A few weeks ago, my husband, Miles, and I were disheartened to find a dead deer on our property. Apparently, the deer had been hit by a car while crossing the road in the night. The presence of a deceased animal is a sad event in itself. However, a dead creature the size of a deer presents other issues. Disposing of smaller animals like a squirrel or even a raccoon can be handled with a shovel. A deer, on the other hand, is usually too large for a homeowner to dispose. Unfortunately, this was the second deer during the past year that chose not to look both ways before crossing the road. The Public Works Department of the town of Merrillville picked up the first dead deer, which was very close to the road.
When contacting the town Public Works, we were told that this second deer was our responsibility, After contacting three local companies that collect dead animals, we located a company, Illiana Wildlife and Pest Control, that provides this service. We agreed to pay the asking price of $400 to remove the carcass from our property. However, a strange occurrence transpired, the dead deer disappeared. You might be saying to yourself that the deer was not really dead. (That is not the case, The deer was lying there for several hours with oozing blood.)
We are not sure who picked up our deceased creature. Perhaps, the Public Works Department decided to help us out anyway. Or perhaps, someone notified the Department of Natural Resources, the DNR carted off the deer. Maybe a passerby wanted some venison for dinner.
In any event, I was very dismayed to see another dead animal in our field this morning, I was worried that this was occurring at an unwanted frequency. First, we do not want carcasses in our yard. Second, we do not want the hassle of seeking removal services although everyone concerned was polite and well-mannered,
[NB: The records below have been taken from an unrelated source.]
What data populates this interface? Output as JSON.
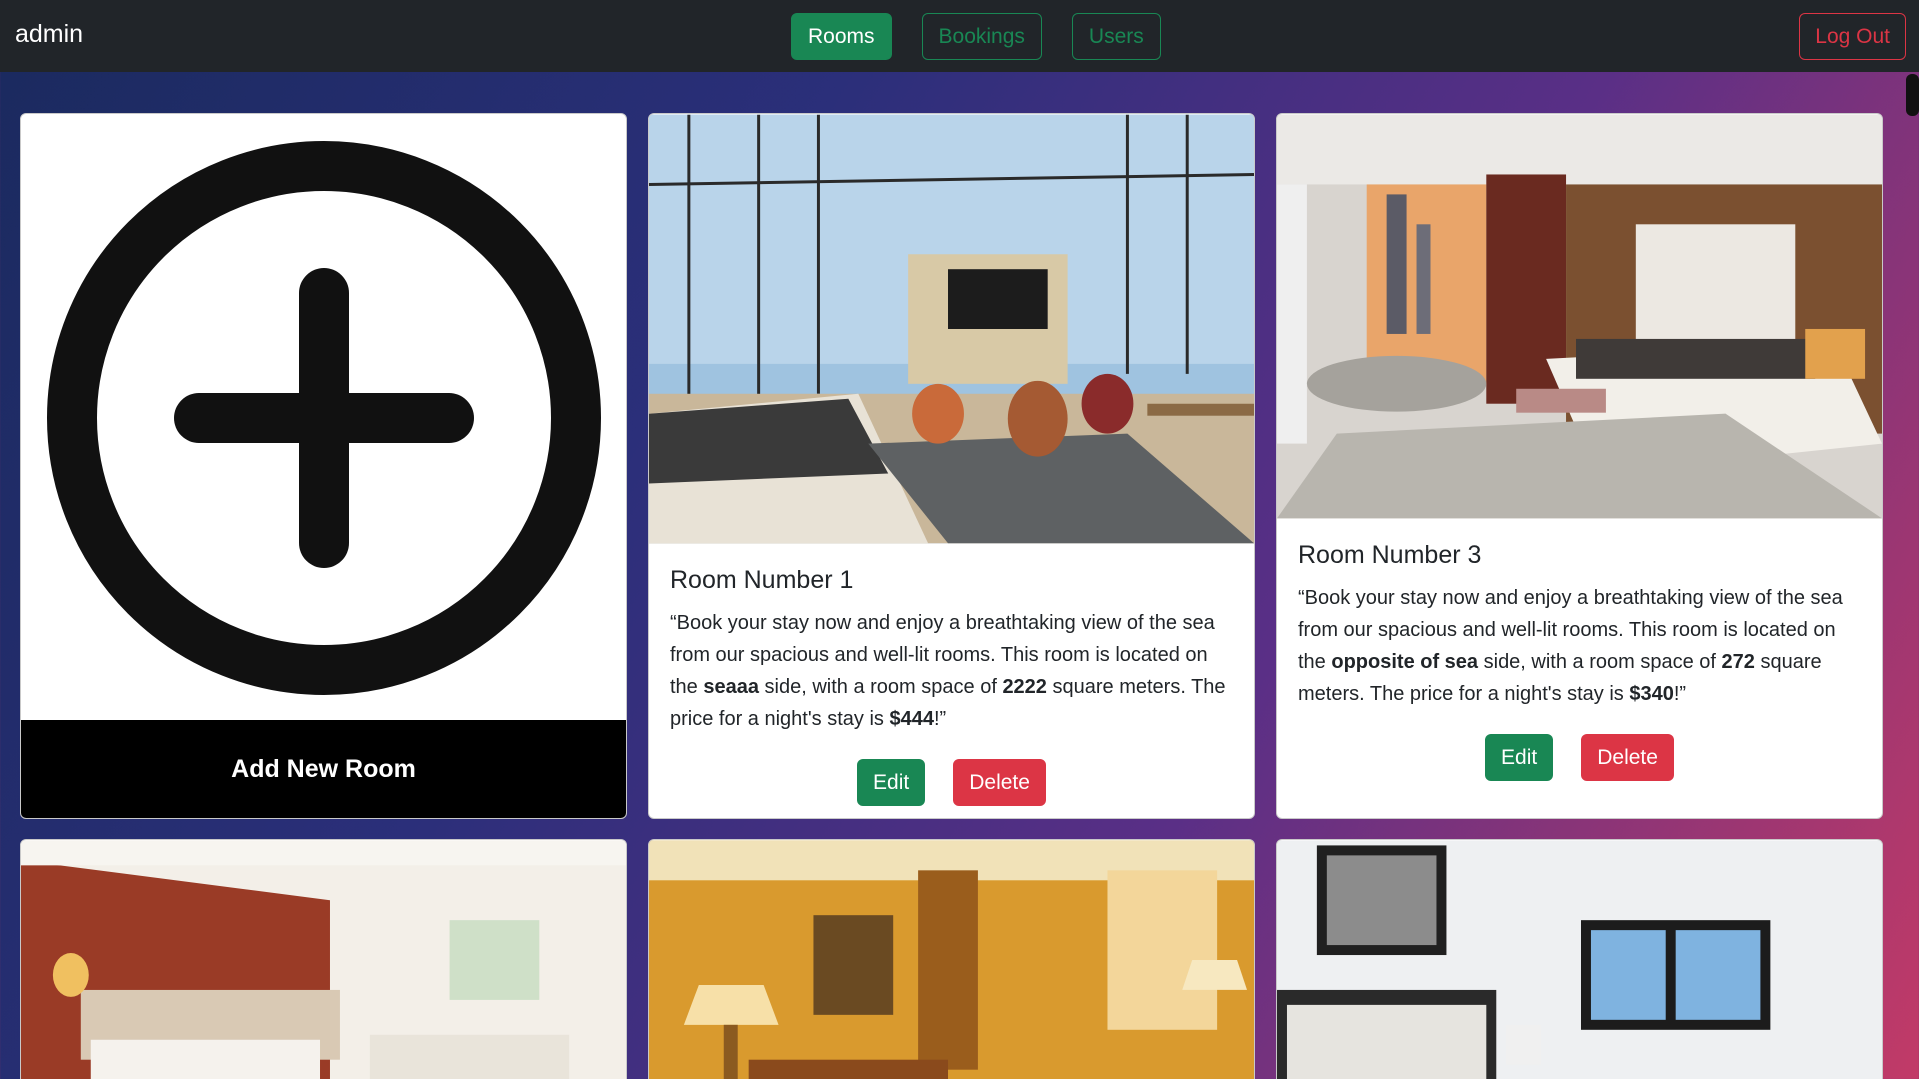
{
  "navbar": {
    "brand": "admin",
    "tabs": [
      "Rooms",
      "Bookings",
      "Users"
    ],
    "logout_label": "Log Out"
  },
  "add_card": {
    "label": "Add New Room"
  },
  "rooms": [
    {
      "title": "Room Number 1",
      "desc_pre": "“Book your stay now and enjoy a breathtaking view of the sea from our spacious and well-lit rooms. This room is located on the ",
      "side": "seaaa",
      "desc_mid": " side, with a room space of ",
      "space": "2222",
      "desc_mid2": " square meters. The price for a night's stay is ",
      "price": "$444",
      "desc_end": "!”",
      "edit_label": "Edit",
      "delete_label": "Delete"
    },
    {
      "title": "Room Number 3",
      "desc_pre": "“Book your stay now and enjoy a breathtaking view of the sea from our spacious and well-lit rooms. This room is located on the ",
      "side": "opposite of sea",
      "desc_mid": " side, with a room space of ",
      "space": "272",
      "desc_mid2": " square meters. The price for a night's stay is ",
      "price": "$340",
      "desc_end": "!”",
      "edit_label": "Edit",
      "delete_label": "Delete"
    }
  ],
  "colors": {
    "navbar_bg": "#212529",
    "success": "#198754",
    "danger": "#dc3545"
  }
}
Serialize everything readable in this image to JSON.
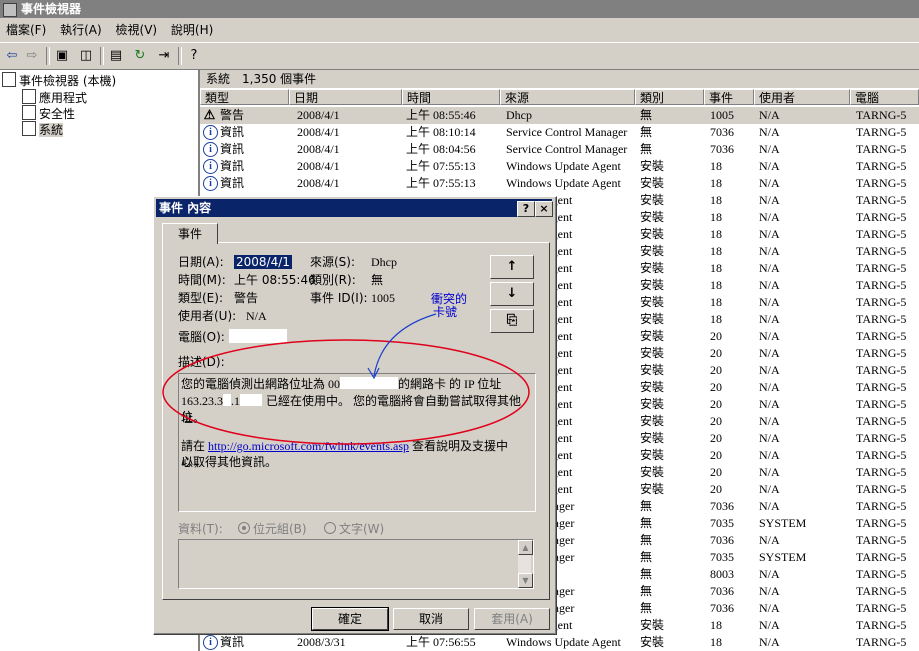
{
  "window": {
    "title": "事件檢視器"
  },
  "menu": [
    "檔案(F)",
    "執行(A)",
    "檢視(V)",
    "說明(H)"
  ],
  "tree": [
    {
      "label": "事件檢視器 (本機)",
      "icon": "event-viewer-icon"
    },
    {
      "label": "應用程式",
      "icon": "log-icon"
    },
    {
      "label": "安全性",
      "icon": "log-icon"
    },
    {
      "label": "系統",
      "icon": "log-icon"
    }
  ],
  "pane": {
    "header": "系統　1,350 個事件"
  },
  "columns": [
    "類型",
    "日期",
    "時間",
    "來源",
    "類別",
    "事件",
    "使用者",
    "電腦"
  ],
  "rows": [
    [
      "警告",
      "2008/4/1",
      "上午 08:55:46",
      "Dhcp",
      "無",
      "1005",
      "N/A",
      "TARNG-5"
    ],
    [
      "資訊",
      "2008/4/1",
      "上午 08:10:14",
      "Service Control Manager",
      "無",
      "7036",
      "N/A",
      "TARNG-5"
    ],
    [
      "資訊",
      "2008/4/1",
      "上午 08:04:56",
      "Service Control Manager",
      "無",
      "7036",
      "N/A",
      "TARNG-5"
    ],
    [
      "資訊",
      "2008/4/1",
      "上午 07:55:13",
      "Windows Update Agent",
      "安裝",
      "18",
      "N/A",
      "TARNG-5"
    ],
    [
      "資訊",
      "2008/4/1",
      "上午 07:55:13",
      "Windows Update Agent",
      "安裝",
      "18",
      "N/A",
      "TARNG-5"
    ],
    [
      "",
      "",
      "",
      "Update Agent",
      "安裝",
      "18",
      "N/A",
      "TARNG-5"
    ],
    [
      "",
      "",
      "",
      "Update Agent",
      "安裝",
      "18",
      "N/A",
      "TARNG-5"
    ],
    [
      "",
      "",
      "",
      "Update Agent",
      "安裝",
      "18",
      "N/A",
      "TARNG-5"
    ],
    [
      "",
      "",
      "",
      "Update Agent",
      "安裝",
      "18",
      "N/A",
      "TARNG-5"
    ],
    [
      "",
      "",
      "",
      "Update Agent",
      "安裝",
      "18",
      "N/A",
      "TARNG-5"
    ],
    [
      "",
      "",
      "",
      "Update Agent",
      "安裝",
      "18",
      "N/A",
      "TARNG-5"
    ],
    [
      "",
      "",
      "",
      "Update Agent",
      "安裝",
      "18",
      "N/A",
      "TARNG-5"
    ],
    [
      "",
      "",
      "",
      "Update Agent",
      "安裝",
      "18",
      "N/A",
      "TARNG-5"
    ],
    [
      "",
      "",
      "",
      "Update Agent",
      "安裝",
      "20",
      "N/A",
      "TARNG-5"
    ],
    [
      "",
      "",
      "",
      "Update Agent",
      "安裝",
      "20",
      "N/A",
      "TARNG-5"
    ],
    [
      "",
      "",
      "",
      "Update Agent",
      "安裝",
      "20",
      "N/A",
      "TARNG-5"
    ],
    [
      "",
      "",
      "",
      "Update Agent",
      "安裝",
      "20",
      "N/A",
      "TARNG-5"
    ],
    [
      "",
      "",
      "",
      "Update Agent",
      "安裝",
      "20",
      "N/A",
      "TARNG-5"
    ],
    [
      "",
      "",
      "",
      "Update Agent",
      "安裝",
      "20",
      "N/A",
      "TARNG-5"
    ],
    [
      "",
      "",
      "",
      "Update Agent",
      "安裝",
      "20",
      "N/A",
      "TARNG-5"
    ],
    [
      "",
      "",
      "",
      "Update Agent",
      "安裝",
      "20",
      "N/A",
      "TARNG-5"
    ],
    [
      "",
      "",
      "",
      "Update Agent",
      "安裝",
      "20",
      "N/A",
      "TARNG-5"
    ],
    [
      "",
      "",
      "",
      "Update Agent",
      "安裝",
      "20",
      "N/A",
      "TARNG-5"
    ],
    [
      "",
      "",
      "",
      "ntrol Manager",
      "無",
      "7036",
      "N/A",
      "TARNG-5"
    ],
    [
      "",
      "",
      "",
      "ntrol Manager",
      "無",
      "7035",
      "SYSTEM",
      "TARNG-5"
    ],
    [
      "",
      "",
      "",
      "ntrol Manager",
      "無",
      "7036",
      "N/A",
      "TARNG-5"
    ],
    [
      "",
      "",
      "",
      "ntrol Manager",
      "無",
      "7035",
      "SYSTEM",
      "TARNG-5"
    ],
    [
      "",
      "",
      "",
      "",
      "無",
      "8003",
      "N/A",
      "TARNG-5"
    ],
    [
      "",
      "",
      "",
      "ntrol Manager",
      "無",
      "7036",
      "N/A",
      "TARNG-5"
    ],
    [
      "",
      "",
      "",
      "ntrol Manager",
      "無",
      "7036",
      "N/A",
      "TARNG-5"
    ],
    [
      "",
      "",
      "",
      "Update Agent",
      "安裝",
      "18",
      "N/A",
      "TARNG-5"
    ],
    [
      "資訊",
      "2008/3/31",
      "上午 07:56:55",
      "Windows Update Agent",
      "安裝",
      "18",
      "N/A",
      "TARNG-5"
    ]
  ],
  "dialog": {
    "title": "事件 內容",
    "help": "?",
    "close": "×",
    "tab": "事件",
    "date_label": "日期(A):",
    "date_value": "2008/4/1",
    "source_label": "來源(S):",
    "source_value": "Dhcp",
    "time_label": "時間(M):",
    "time_value": "上午 08:55:46",
    "category_label": "類別(R):",
    "category_value": "無",
    "type_label": "類型(E):",
    "type_value": "警告",
    "eventid_label": "事件 ID(I):",
    "eventid_value": "1005",
    "user_label": "使用者(U):",
    "user_value": "N/A",
    "computer_label": "電腦(O):",
    "up": "↑",
    "down": "↓",
    "copy": "⎘",
    "desc_label": "描述(D):",
    "desc_line1a": "您的電腦偵測出網路位址為 00",
    "desc_line1b": "的網路卡 的 IP 位址",
    "desc_line2a": "163.23.3",
    "desc_line2b": ".1",
    "desc_line2c": "已經在使用中。 您的電腦將會自動嘗試取得其他位",
    "desc_line3": "址。",
    "desc_line4a": "請在 ",
    "desc_link": "http://go.microsoft.com/fwlink/events.asp",
    "desc_line4b": " 查看說明及支援中心，",
    "desc_line5": "以取得其他資訊。",
    "data_label": "資料(T):",
    "radio_bytes": "位元組(B)",
    "radio_words": "文字(W)",
    "ok": "確定",
    "cancel": "取消",
    "apply": "套用(A)"
  },
  "annotation": {
    "line1": "衝突的",
    "line2": "卡號"
  }
}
So back to today's dead deer, here is a picture. On a closer look, our dead deer looks much like an empty box. Whew!!!